Output each entry in full so that the result matches the data exactly.

# [Items from an interface collection]
⁂

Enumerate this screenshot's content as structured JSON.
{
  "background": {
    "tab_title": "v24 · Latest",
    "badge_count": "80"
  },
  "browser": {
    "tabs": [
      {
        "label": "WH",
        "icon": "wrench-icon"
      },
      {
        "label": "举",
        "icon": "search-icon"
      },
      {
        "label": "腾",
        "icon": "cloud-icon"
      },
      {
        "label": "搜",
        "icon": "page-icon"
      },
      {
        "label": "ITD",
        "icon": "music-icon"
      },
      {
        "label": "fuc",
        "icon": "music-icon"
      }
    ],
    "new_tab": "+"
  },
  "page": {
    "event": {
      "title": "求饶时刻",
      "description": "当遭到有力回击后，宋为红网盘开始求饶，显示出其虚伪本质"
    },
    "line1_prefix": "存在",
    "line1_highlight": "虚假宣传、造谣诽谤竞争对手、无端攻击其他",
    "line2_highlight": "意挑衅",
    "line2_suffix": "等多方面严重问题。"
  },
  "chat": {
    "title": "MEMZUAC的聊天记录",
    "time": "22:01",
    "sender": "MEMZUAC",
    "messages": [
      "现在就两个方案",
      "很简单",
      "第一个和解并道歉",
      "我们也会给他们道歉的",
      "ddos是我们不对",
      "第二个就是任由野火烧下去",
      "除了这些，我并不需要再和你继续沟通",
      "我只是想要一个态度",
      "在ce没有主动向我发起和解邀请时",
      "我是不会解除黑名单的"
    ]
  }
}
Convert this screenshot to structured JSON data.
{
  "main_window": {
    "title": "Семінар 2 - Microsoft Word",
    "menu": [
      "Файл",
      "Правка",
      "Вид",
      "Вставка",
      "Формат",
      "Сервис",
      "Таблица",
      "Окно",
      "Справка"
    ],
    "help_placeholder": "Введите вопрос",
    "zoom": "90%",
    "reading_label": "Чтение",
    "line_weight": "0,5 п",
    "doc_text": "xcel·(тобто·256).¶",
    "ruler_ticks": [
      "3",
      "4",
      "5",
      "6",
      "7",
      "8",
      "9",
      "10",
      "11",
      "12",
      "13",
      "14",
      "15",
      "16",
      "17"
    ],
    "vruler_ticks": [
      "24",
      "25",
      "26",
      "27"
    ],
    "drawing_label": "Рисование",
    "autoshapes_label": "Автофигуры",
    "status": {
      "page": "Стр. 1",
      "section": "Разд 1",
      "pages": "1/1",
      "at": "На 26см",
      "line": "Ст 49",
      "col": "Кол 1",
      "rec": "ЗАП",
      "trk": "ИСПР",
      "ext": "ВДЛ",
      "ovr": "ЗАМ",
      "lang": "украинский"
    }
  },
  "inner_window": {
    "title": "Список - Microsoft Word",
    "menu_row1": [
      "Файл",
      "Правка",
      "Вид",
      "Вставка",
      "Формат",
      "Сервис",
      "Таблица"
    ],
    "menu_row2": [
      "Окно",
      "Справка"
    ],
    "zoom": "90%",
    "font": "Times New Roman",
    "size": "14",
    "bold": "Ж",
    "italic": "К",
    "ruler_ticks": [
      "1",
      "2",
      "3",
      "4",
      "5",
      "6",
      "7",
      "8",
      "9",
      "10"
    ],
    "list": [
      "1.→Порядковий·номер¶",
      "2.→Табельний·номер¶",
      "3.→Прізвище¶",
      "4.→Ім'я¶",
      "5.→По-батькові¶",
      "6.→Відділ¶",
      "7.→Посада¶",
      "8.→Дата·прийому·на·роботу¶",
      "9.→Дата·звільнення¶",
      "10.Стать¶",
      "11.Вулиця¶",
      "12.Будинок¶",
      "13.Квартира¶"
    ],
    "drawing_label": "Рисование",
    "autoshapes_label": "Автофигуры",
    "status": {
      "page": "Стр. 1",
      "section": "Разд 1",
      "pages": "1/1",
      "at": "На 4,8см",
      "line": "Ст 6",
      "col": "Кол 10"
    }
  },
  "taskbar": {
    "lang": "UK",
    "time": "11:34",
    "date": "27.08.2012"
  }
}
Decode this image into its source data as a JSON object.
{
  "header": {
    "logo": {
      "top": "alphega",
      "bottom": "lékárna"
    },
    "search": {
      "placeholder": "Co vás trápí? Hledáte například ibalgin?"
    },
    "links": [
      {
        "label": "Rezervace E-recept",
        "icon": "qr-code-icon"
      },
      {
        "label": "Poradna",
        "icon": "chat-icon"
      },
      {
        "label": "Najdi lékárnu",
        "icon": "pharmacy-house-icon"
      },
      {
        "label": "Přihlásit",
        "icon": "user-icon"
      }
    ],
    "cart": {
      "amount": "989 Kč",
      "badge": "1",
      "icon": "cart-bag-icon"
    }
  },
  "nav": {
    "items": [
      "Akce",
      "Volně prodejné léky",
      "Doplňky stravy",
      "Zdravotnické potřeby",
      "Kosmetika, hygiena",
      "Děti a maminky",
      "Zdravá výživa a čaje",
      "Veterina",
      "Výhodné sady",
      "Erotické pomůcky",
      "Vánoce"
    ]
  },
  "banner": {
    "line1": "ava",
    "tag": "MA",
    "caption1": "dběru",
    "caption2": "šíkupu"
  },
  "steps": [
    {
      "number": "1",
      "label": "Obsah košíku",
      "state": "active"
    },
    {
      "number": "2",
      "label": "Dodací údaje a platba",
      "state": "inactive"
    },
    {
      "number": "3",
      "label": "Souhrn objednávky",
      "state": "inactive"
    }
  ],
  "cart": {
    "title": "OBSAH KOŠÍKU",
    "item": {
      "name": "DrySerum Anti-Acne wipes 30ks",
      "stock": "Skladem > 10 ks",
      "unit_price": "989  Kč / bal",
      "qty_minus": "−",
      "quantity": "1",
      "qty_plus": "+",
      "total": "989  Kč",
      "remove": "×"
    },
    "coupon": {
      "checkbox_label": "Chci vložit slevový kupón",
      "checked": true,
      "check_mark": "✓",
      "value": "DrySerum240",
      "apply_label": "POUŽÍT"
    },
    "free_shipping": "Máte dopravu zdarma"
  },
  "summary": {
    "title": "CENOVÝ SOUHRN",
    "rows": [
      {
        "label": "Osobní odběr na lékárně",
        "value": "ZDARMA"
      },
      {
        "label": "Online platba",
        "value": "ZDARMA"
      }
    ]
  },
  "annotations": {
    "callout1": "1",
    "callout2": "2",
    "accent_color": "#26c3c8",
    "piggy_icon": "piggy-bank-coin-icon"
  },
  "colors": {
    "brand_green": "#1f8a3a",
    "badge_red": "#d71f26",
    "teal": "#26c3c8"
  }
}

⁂

# [Reply]
Enumerate this screenshot's content as structured JSON.
{
  "background": {
    "tab_title": "v24 · Latest",
    "badge_count": "80"
  },
  "browser": {
    "tabs": [
      {
        "label": "WH",
        "icon": "wrench-icon"
      },
      {
        "label": "举",
        "icon": "search-icon"
      },
      {
        "label": "腾",
        "icon": "cloud-icon"
      },
      {
        "label": "搜",
        "icon": "page-icon"
      },
      {
        "label": "ITD",
        "icon": "music-icon"
      },
      {
        "label": "fuc",
        "icon": "music-icon"
      }
    ],
    "new_tab": "+"
  },
  "page": {
    "event": {
      "title": "求饶时刻",
      "description": "当遭到有力回击后，宋为红网盘开始求饶，显示出其虚伪本质"
    },
    "line1_prefix": "存在",
    "line1_highlight": "虚假宣传、造谣诽谤竞争对手、无端攻击其他",
    "line2_highlight": "意挑衅",
    "line2_suffix": "等多方面严重问题。"
  },
  "chat": {
    "title": "MEMZUAC的聊天记录",
    "time": "22:01",
    "sender": "MEMZUAC",
    "messages": [
      "现在就两个方案",
      "很简单",
      "第一个和解并道歉",
      "我们也会给他们道歉的",
      "ddos是我们不对",
      "第二个就是任由野火烧下去",
      "除了这些，我并不需要再和你继续沟通",
      "我只是想要一个态度",
      "在ce没有主动向我发起和解邀请时",
      "我是不会解除黑名单的"
    ]
  }
}
Convert this screenshot to structured JSON data.
{
  "main_window": {
    "title": "Семінар 2 - Microsoft Word",
    "menu": [
      "Файл",
      "Правка",
      "Вид",
      "Вставка",
      "Формат",
      "Сервис",
      "Таблица",
      "Окно",
      "Справка"
    ],
    "help_placeholder": "Введите вопрос",
    "zoom": "90%",
    "reading_label": "Чтение",
    "line_weight": "0,5 п",
    "doc_text": "xcel·(тобто·256).¶",
    "ruler_ticks": [
      "3",
      "4",
      "5",
      "6",
      "7",
      "8",
      "9",
      "10",
      "11",
      "12",
      "13",
      "14",
      "15",
      "16",
      "17"
    ],
    "vruler_ticks": [
      "24",
      "25",
      "26",
      "27"
    ],
    "drawing_label": "Рисование",
    "autoshapes_label": "Автофигуры",
    "status": {
      "page": "Стр. 1",
      "section": "Разд 1",
      "pages": "1/1",
      "at": "На 26см",
      "line": "Ст 49",
      "col": "Кол 1",
      "rec": "ЗАП",
      "trk": "ИСПР",
      "ext": "ВДЛ",
      "ovr": "ЗАМ",
      "lang": "украинский"
    }
  },
  "inner_window": {
    "title": "Список - Microsoft Word",
    "menu_row1": [
      "Файл",
      "Правка",
      "Вид",
      "Вставка",
      "Формат",
      "Сервис",
      "Таблица"
    ],
    "menu_row2": [
      "Окно",
      "Справка"
    ],
    "zoom": "90%",
    "font": "Times New Roman",
    "size": "14",
    "bold": "Ж",
    "italic": "К",
    "ruler_ticks": [
      "1",
      "2",
      "3",
      "4",
      "5",
      "6",
      "7",
      "8",
      "9",
      "10"
    ],
    "list": [
      "1.→Порядковий·номер¶",
      "2.→Табельний·номер¶",
      "3.→Прізвище¶",
      "4.→Ім'я¶",
      "5.→По-батькові¶",
      "6.→Відділ¶",
      "7.→Посада¶",
      "8.→Дата·прийому·на·роботу¶",
      "9.→Дата·звільнення¶",
      "10.Стать¶",
      "11.Вулиця¶",
      "12.Будинок¶",
      "13.Квартира¶"
    ],
    "drawing_label": "Рисование",
    "autoshapes_label": "Автофигуры",
    "status": {
      "page": "Стр. 1",
      "section": "Разд 1",
      "pages": "1/1",
      "at": "На 4,8см",
      "line": "Ст 6",
      "col": "Кол 10"
    }
  },
  "taskbar": {
    "lang": "UK",
    "time": "11:34",
    "date": "27.08.2012"
  }
}
Decode this image into its source data as a JSON object.
{
  "header": {
    "logo": {
      "top": "alphega",
      "bottom": "lékárna"
    },
    "search": {
      "placeholder": "Co vás trápí? Hledáte například ibalgin?"
    },
    "links": [
      {
        "label": "Rezervace E-recept",
        "icon": "qr-code-icon"
      },
      {
        "label": "Poradna",
        "icon": "chat-icon"
      },
      {
        "label": "Najdi lékárnu",
        "icon": "pharmacy-house-icon"
      },
      {
        "label": "Přihlásit",
        "icon": "user-icon"
      }
    ],
    "cart": {
      "amount": "989 Kč",
      "badge": "1",
      "icon": "cart-bag-icon"
    }
  },
  "nav": {
    "items": [
      "Akce",
      "Volně prodejné léky",
      "Doplňky stravy",
      "Zdravotnické potřeby",
      "Kosmetika, hygiena",
      "Děti a maminky",
      "Zdravá výživa a čaje",
      "Veterina",
      "Výhodné sady",
      "Erotické pomůcky",
      "Vánoce"
    ]
  },
  "banner": {
    "line1": "ava",
    "tag": "MA",
    "caption1": "dběru",
    "caption2": "šíkupu"
  },
  "steps": [
    {
      "number": "1",
      "label": "Obsah košíku",
      "state": "active"
    },
    {
      "number": "2",
      "label": "Dodací údaje a platba",
      "state": "inactive"
    },
    {
      "number": "3",
      "label": "Souhrn objednávky",
      "state": "inactive"
    }
  ],
  "cart": {
    "title": "OBSAH KOŠÍKU",
    "item": {
      "name": "DrySerum Anti-Acne wipes 30ks",
      "stock": "Skladem > 10 ks",
      "unit_price": "989  Kč / bal",
      "qty_minus": "−",
      "quantity": "1",
      "qty_plus": "+",
      "total": "989  Kč",
      "remove": "×"
    },
    "coupon": {
      "checkbox_label": "Chci vložit slevový kupón",
      "checked": true,
      "check_mark": "✓",
      "value": "DrySerum240",
      "apply_label": "POUŽÍT"
    },
    "free_shipping": "Máte dopravu zdarma"
  },
  "summary": {
    "title": "CENOVÝ SOUHRN",
    "rows": [
      {
        "label": "Osobní odběr na lékárně",
        "value": "ZDARMA"
      },
      {
        "label": "Online platba",
        "value": "ZDARMA"
      }
    ]
  },
  "annotations": {
    "callout1": "1",
    "callout2": "2",
    "accent_color": "#26c3c8",
    "piggy_icon": "piggy-bank-coin-icon"
  },
  "colors": {
    "brand_green": "#1f8a3a",
    "badge_red": "#d71f26",
    "teal": "#26c3c8"
  }
}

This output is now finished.